Many factors appear to be driving the trend, which has built steadily since the mid-1990s. One is housing. As cities at Salt Lake County's north end become increasingly built out, South Jordan still has plenty of room.

In the first three months of 2013, one in four of all residential building permits issued countywide were for new homes in South Jordan. More telling, the city accounted for 28 percent of the total value of residential construction in the county between January and March.

"We've continued to enjoy in South Jordan a very positive influx of high-income residents," Mayor Scott Osborne said. Those moving to South Jordan tend to be well-educated professionals with larger than average families, he said.
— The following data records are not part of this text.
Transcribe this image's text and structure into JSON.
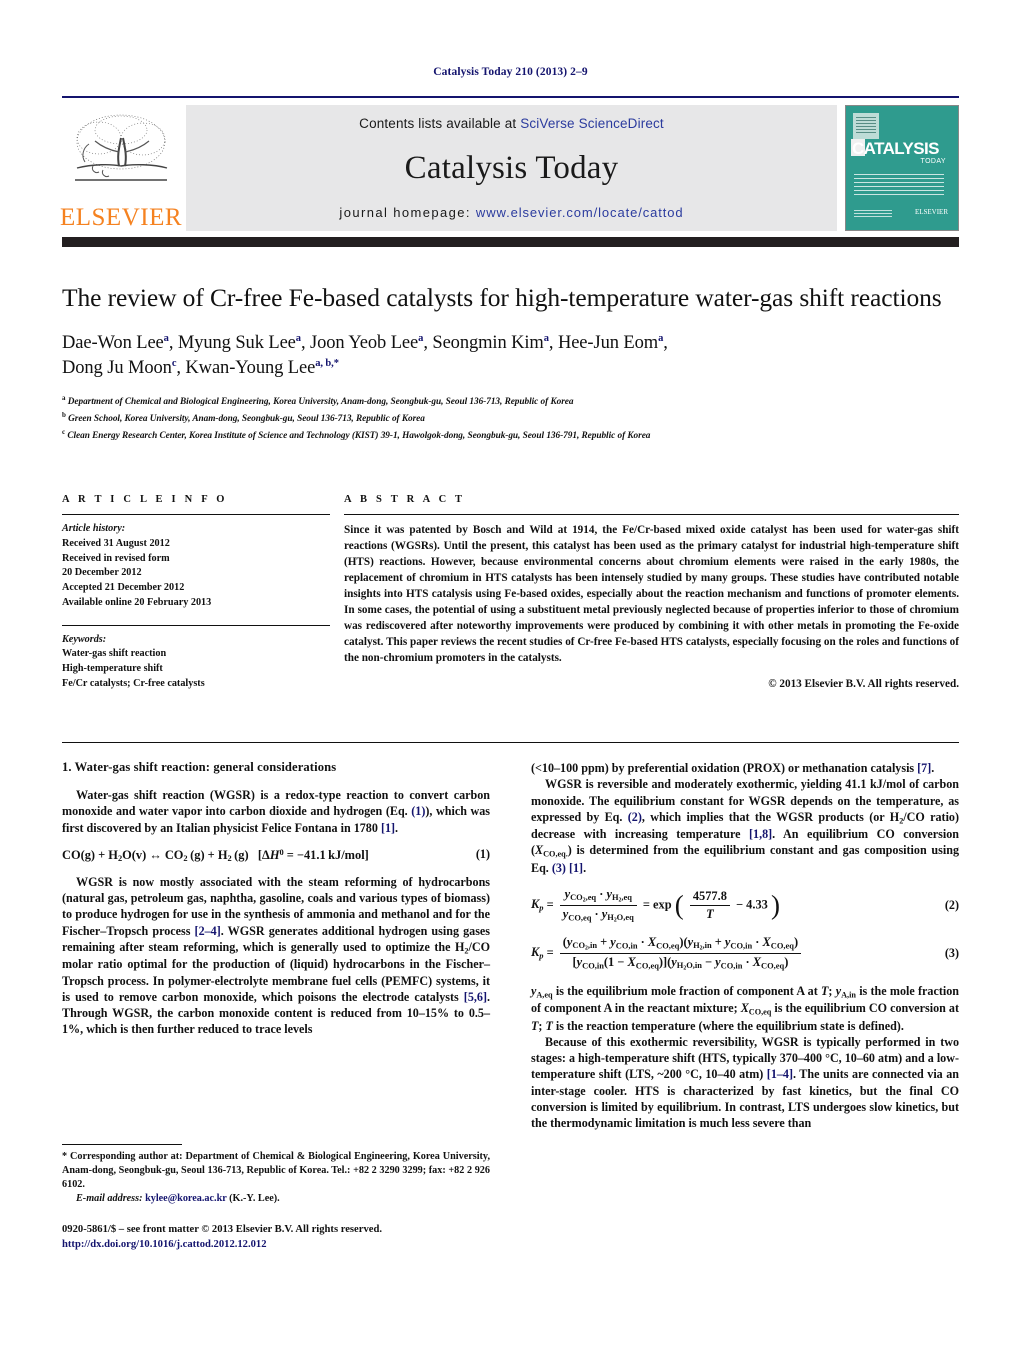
{
  "running_head": "Catalysis Today 210 (2013) 2–9",
  "masthead": {
    "contents_prefix": "Contents lists available at ",
    "contents_brand": "SciVerse ScienceDirect",
    "journal_title": "Catalysis Today",
    "homepage_prefix": "journal homepage: ",
    "homepage_url": "www.elsevier.com/locate/cattod",
    "publisher_logo_word": "ELSEVIER",
    "cover": {
      "title": "CATALYSIS",
      "subtitle": "TODAY",
      "elsevier_mark": "ELSEVIER",
      "color": "#2f9b8e"
    },
    "rule_color": "#14146e",
    "bar_color": "#231f20"
  },
  "article": {
    "title": "The review of Cr-free Fe-based catalysts for high-temperature water-gas shift reactions",
    "authors_line1": "Dae-Won Lee<sup>a</sup>, Myung Suk Lee<sup>a</sup>, Joon Yeob Lee<sup>a</sup>, Seongmin Kim<sup>a</sup>, Hee-Jun Eom<sup>a</sup>,",
    "authors_line2": "Dong Ju Moon<sup>c</sup>, Kwan-Young Lee<sup>a, b,</sup><sup>*</sup>",
    "affiliations": [
      "<sup>a</sup> Department of Chemical and Biological Engineering, Korea University, Anam-dong, Seongbuk-gu, Seoul 136-713, Republic of Korea",
      "<sup>b</sup> Green School, Korea University, Anam-dong, Seongbuk-gu, Seoul 136-713, Republic of Korea",
      "<sup>c</sup> Clean Energy Research Center, Korea Institute of Science and Technology (KIST) 39-1, Hawolgok-dong, Seongbuk-gu, Seoul 136-791, Republic of Korea"
    ]
  },
  "article_info": {
    "heading": "A R T I C L E   I N F O",
    "history_label": "Article history:",
    "history": [
      "Received 31 August 2012",
      "Received in revised form",
      "20 December 2012",
      "Accepted 21 December 2012",
      "Available online 20 February 2013"
    ],
    "keywords_label": "Keywords:",
    "keywords": [
      "Water-gas shift reaction",
      "High-temperature shift",
      "Fe/Cr catalysts; Cr-free catalysts"
    ]
  },
  "abstract": {
    "heading": "A B S T R A C T",
    "text": "Since it was patented by Bosch and Wild at 1914, the Fe/Cr-based mixed oxide catalyst has been used for water-gas shift reactions (WGSRs). Until the present, this catalyst has been used as the primary catalyst for industrial high-temperature shift (HTS) reactions. However, because environmental concerns about chromium elements were raised in the early 1980s, the replacement of chromium in HTS catalysts has been intensely studied by many groups. These studies have contributed notable insights into HTS catalysis using Fe-based oxides, especially about the reaction mechanism and functions of promoter elements. In some cases, the potential of using a substituent metal previously neglected because of properties inferior to those of chromium was rediscovered after noteworthy improvements were produced by combining it with other metals in promoting the Fe-oxide catalyst. This paper reviews the recent studies of Cr-free Fe-based HTS catalysts, especially focusing on the roles and functions of the non-chromium promoters in the catalysts.",
    "copyright": "© 2013 Elsevier B.V. All rights reserved."
  },
  "body": {
    "section_title": "1.  Water-gas shift reaction: general considerations",
    "left_paragraph_1": "Water-gas shift reaction (WGSR) is a redox-type reaction to convert carbon monoxide and water vapor into carbon dioxide and hydrogen (Eq. <span class=\"ref\">(1)</span>), which was first discovered by an Italian physicist Felice Fontana in 1780 <span class=\"ref\">[1]</span>.",
    "equation_1_number": "(1)",
    "left_paragraph_2": "WGSR is now mostly associated with the steam reforming of hydrocarbons (natural gas, petroleum gas, naphtha, gasoline, coals and various types of biomass) to produce hydrogen for use in the synthesis of ammonia and methanol and for the Fischer–Tropsch process <span class=\"ref\">[2–4]</span>. WGSR generates additional hydrogen using gases remaining after steam reforming, which is generally used to optimize the H<sub>2</sub>/CO molar ratio optimal for the production of (liquid) hydrocarbons in the Fischer–Tropsch process. In polymer-electrolyte membrane fuel cells (PEMFC) systems, it is used to remove carbon monoxide, which poisons the electrode catalysts <span class=\"ref\">[5,6]</span>. Through WGSR, the carbon monoxide content is reduced from 10–15% to 0.5–1%, which is then further reduced to trace levels",
    "right_paragraph_1": "(&lt;10–100 ppm) by preferential oxidation (PROX) or methanation catalysis <span class=\"ref\">[7]</span>.",
    "right_paragraph_2": "WGSR is reversible and moderately exothermic, yielding 41.1 kJ/mol of carbon monoxide. The equilibrium constant for WGSR depends on the temperature, as expressed by Eq. <span class=\"ref\">(2)</span>, which implies that the WGSR products (or H<sub>2</sub>/CO ratio) decrease with increasing temperature <span class=\"ref\">[1,8]</span>. An equilibrium CO conversion (<span class=\"ital\">X</span><sub>CO,eq.</sub>) is determined from the equilibrium constant and gas composition using Eq. <span class=\"ref\">(3)</span> <span class=\"ref\">[1]</span>.",
    "equation_2_number": "(2)",
    "equation_3_number": "(3)",
    "right_paragraph_3": "<span class=\"ital\">y</span><sub>A,eq</sub> is the equilibrium mole fraction of component A at <span class=\"ital\">T</span>; <span class=\"ital\">y</span><sub>A,in</sub> is the mole fraction of component A in the reactant mixture; <span class=\"ital\">X</span><sub>CO,eq</sub> is the equilibrium CO conversion at <span class=\"ital\">T</span>; <span class=\"ital\">T</span> is the reaction temperature (where the equilibrium state is defined).",
    "right_paragraph_4": "Because of this exothermic reversibility, WGSR is typically performed in two stages: a high-temperature shift (HTS, typically 370–400 °C, 10–60 atm) and a low-temperature shift (LTS, ~200 °C, 10–40 atm) <span class=\"ref\">[1–4]</span>. The units are connected via an inter-stage cooler. HTS is characterized by fast kinetics, but the final CO conversion is limited by equilibrium. In contrast, LTS undergoes slow kinetics, but the thermodynamic limitation is much less severe than"
  },
  "footnote": {
    "corresponding": "* Corresponding author at: Department of Chemical &amp; Biological Engineering, Korea University, Anam-dong, Seongbuk-gu, Seoul 136-713, Republic of Korea. Tel.: +82 2 3290 3299; fax: +82 2 926 6102.",
    "email_label": "E-mail address:",
    "email": "kylee@korea.ac.kr",
    "email_suffix": "(K.-Y. Lee)."
  },
  "imprint": {
    "line1": "0920-5861/$ – see front matter © 2013 Elsevier B.V. All rights reserved.",
    "doi": "http://dx.doi.org/10.1016/j.cattod.2012.12.012"
  }
}
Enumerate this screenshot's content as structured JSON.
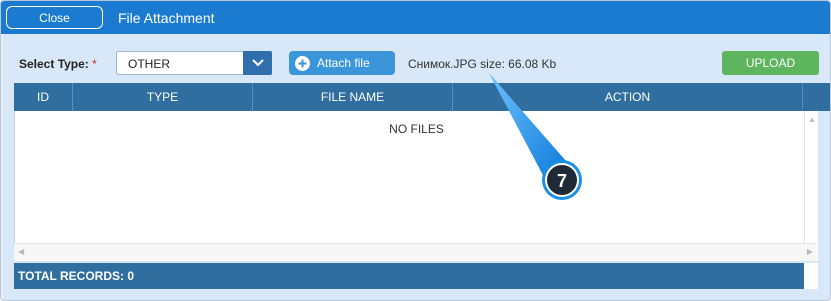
{
  "titlebar": {
    "close_label": "Close",
    "title": "File Attachment"
  },
  "form": {
    "select_type_label": "Select Type:",
    "required_mark": "*",
    "select_value": "OTHER",
    "attach_label": "Attach file",
    "file_info": "Снимок.JPG size: 66.08 Kb",
    "upload_label": "UPLOAD"
  },
  "grid": {
    "columns": [
      "ID",
      "TYPE",
      "FILE NAME",
      "ACTION"
    ],
    "empty_text": "NO FILES",
    "footer_text": "TOTAL RECORDS: 0"
  },
  "annotation": {
    "step_number": "7"
  },
  "colors": {
    "titlebar": "#1a7bd1",
    "grid_header": "#2f6e9e",
    "upload": "#5db65d",
    "callout": "#1a8fe8"
  },
  "icons": [
    "chevron-down-icon",
    "plus-circle-icon",
    "scroll-up-icon",
    "scroll-down-icon",
    "scroll-left-icon",
    "scroll-right-icon"
  ]
}
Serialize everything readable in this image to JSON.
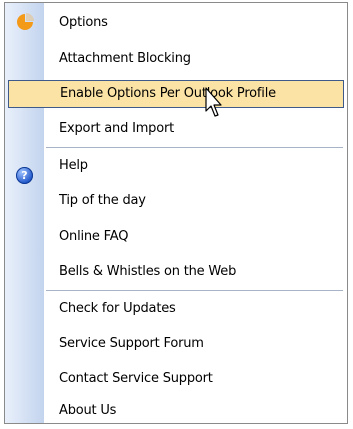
{
  "menu": {
    "items": [
      {
        "label": "Options"
      },
      {
        "label": "Attachment Blocking"
      },
      {
        "label": "Enable Options Per Outlook Profile",
        "highlighted": true
      },
      {
        "label": "Export and Import"
      },
      {
        "label": "Help"
      },
      {
        "label": "Tip of the day"
      },
      {
        "label": "Online FAQ"
      },
      {
        "label": "Bells & Whistles on the Web"
      },
      {
        "label": "Check for Updates"
      },
      {
        "label": "Service Support Forum"
      },
      {
        "label": "Contact Service Support"
      },
      {
        "label": "About Us"
      }
    ]
  },
  "icons": {
    "logo": "app-logo-icon",
    "help": "help-icon",
    "cursor": "mouse-cursor-icon",
    "help_glyph": "?"
  },
  "colors": {
    "highlight_fill": "#fbe3a6",
    "highlight_border": "#3e5a8a",
    "gutter": "#c3d4ee",
    "logo_orange": "#f39a18"
  }
}
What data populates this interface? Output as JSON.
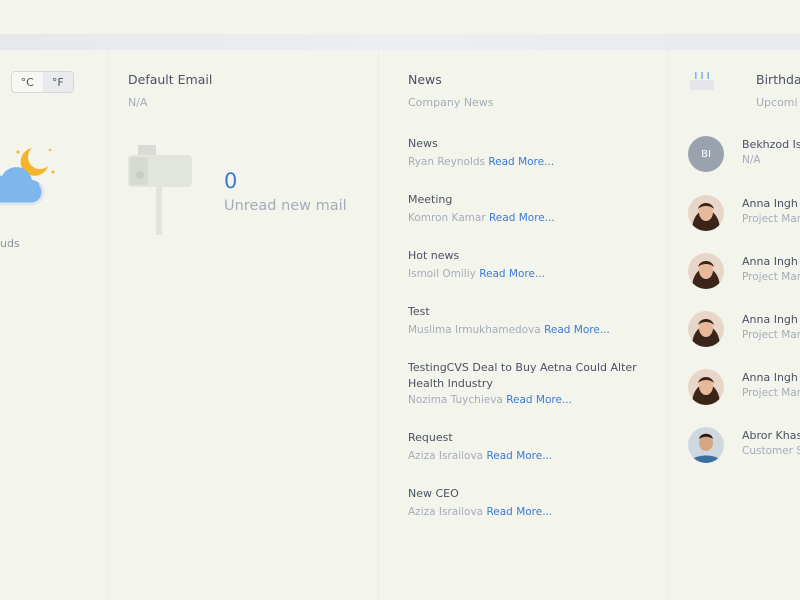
{
  "weather": {
    "unit_c": "°C",
    "unit_f": "°F",
    "description": "uds"
  },
  "email": {
    "title": "Default Email",
    "subtitle": "N/A",
    "unread_count": "0",
    "unread_label": "Unread new mail"
  },
  "news": {
    "title": "News",
    "subtitle": "Company News",
    "read_more": "Read More...",
    "items": [
      {
        "title": "News",
        "author": "Ryan Reynolds"
      },
      {
        "title": "Meeting",
        "author": "Komron Kamar"
      },
      {
        "title": "Hot news",
        "author": "Ismoil Omiliy"
      },
      {
        "title": "Test",
        "author": "Muslima Irmukhamedova"
      },
      {
        "title": "TestingCVS Deal to Buy Aetna Could Alter Health Industry",
        "author": "Nozima Tuychieva"
      },
      {
        "title": "Request",
        "author": "Aziza Israilova"
      },
      {
        "title": "New CEO",
        "author": "Aziza Israilova"
      }
    ]
  },
  "birthdays": {
    "title": "Birthda",
    "subtitle": "Upcomi",
    "people": [
      {
        "initials": "BI",
        "name": "Bekhzod Is",
        "role": "N/A",
        "avatar": "initials"
      },
      {
        "initials": "",
        "name": "Anna Ingh",
        "role": "Project Man",
        "avatar": "female"
      },
      {
        "initials": "",
        "name": "Anna Ingh",
        "role": "Project Man",
        "avatar": "female"
      },
      {
        "initials": "",
        "name": "Anna Ingh",
        "role": "Project Man",
        "avatar": "female"
      },
      {
        "initials": "",
        "name": "Anna Ingh",
        "role": "Project Man",
        "avatar": "female"
      },
      {
        "initials": "",
        "name": "Abror Khas",
        "role": "Customer S",
        "avatar": "male"
      }
    ]
  },
  "colors": {
    "accent": "#3a7bd5",
    "background": "#f3f4ec",
    "muted_text": "#a3adb9",
    "primary_text": "#4a5263"
  }
}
Osborne said the city's average home value is about $380,000 these days. "It's not an especially inexpensive place to build and buy," he noted.

With the availability of large lots, recreational opportunities and ready access to public transportation such as the Utah Transit Authority's TRAX and FrontRunner services, South Jordan has become trendy, city economic development director Brian Preece said.

"South Jordan has become the ZIP code that people want to live in," Preece said. "It's the east side of the west side, so to speak."

Another factor is Daybreak, a 4,100-acre planned development built by Kennecott Land starting in 2004. The subdivision continues to expand and planners say Daybreak could boast as many as 20,000 residential units by 2030, depending on market conditions.

The city also has benefited from wise planning and zoning, Preece noted.

South Jordan is almost the exact size and shape as the island of Manhattan. Those long, thin contours don't lend themselves to traditional growth that expands out from one city center, said Preece. Instead, South Jordan has encouraged development of separate retail and business corridors along the north-south arteries of Interstate 15, Redwood Road and Bangerter Highway.

Those corridors draw commerce. The city added 117 new businesses last year, bringing the count of brick-and-mortar businesses in South Jordan to 1,750, the mayor said. And in turn, that's meant local job growth, helping the city evolve away from its image as a bedroom community where residents commute to other cities to work.

South Jordan also has a flexible approach to development projects, both commercial and residential, officials say. The city built a reputation as "a place the developers knew was a welcoming environment," Preece said. "And without the developers, no city gets built." Fastest growing large Utah cities*, 2010-2012

Rank among U.S. cities City Population estimate, April 1, 2010 Population estimate, July 1, 2012 Population gain % Change

3 South Jordan 50,418 55,934 5,516 10.9

9 Lehi 47,460 51,173 3,713 7.8

80 West Jordan 103,712 108,383 4,671 4.5

145 St. George 72,903 75,561 2,658 3.6

222 Provo 112,488 115,919 3,431 3.1

269 Orem 88,328 90,749 2,421 2.7

279 Taylorsville 58,652 60,227 1,575 2.7

330 West Valley City 129,480 132,434 2,954 2.3

356 Sandy 87,499 89,344 1,845 2.1

373 Layton 67,311 68,677 1,366 2.0

457 Salt Lake City 186,443 189,314 2,871 1.5

515 Ogden 82,825 83,793 968 1.2

* Large cities are those with a population of at least 50,000.

Source: U.S. Census Bureau 15 fastest-growing large U.S. cities*

July 1, 2011 to July 1, 2012

Rank City/Town State % Increase 2012 total population

1 San Marcos Texas 4.91 50,001

2 South Jordan Utah 4.87 55,934

3 Midland Texas 4.87 119,385

4 Cedar Park Texas 4.67 57,957

5 Clarksville Tennessee 4.43 142,519

6 Alpharetta Georgia 4.37 61,981

7 Georgetown Texas 4.21 52,303

8 Irvine California 4.21 229,985

9 Buckeye Arizona 4.14 54,542

10 Conroe Texas 4.01 61,533

11 McKinney Texas 3.95 143,223

12 Frisco Texas 3.92 128,176

13 Odessa Texas 3.83 106,102

14 Auburn Alabama 3.71 56,908

15 Manhattan Kansas 3.71 56,069

* Large cities are those with a population of at least 50,000.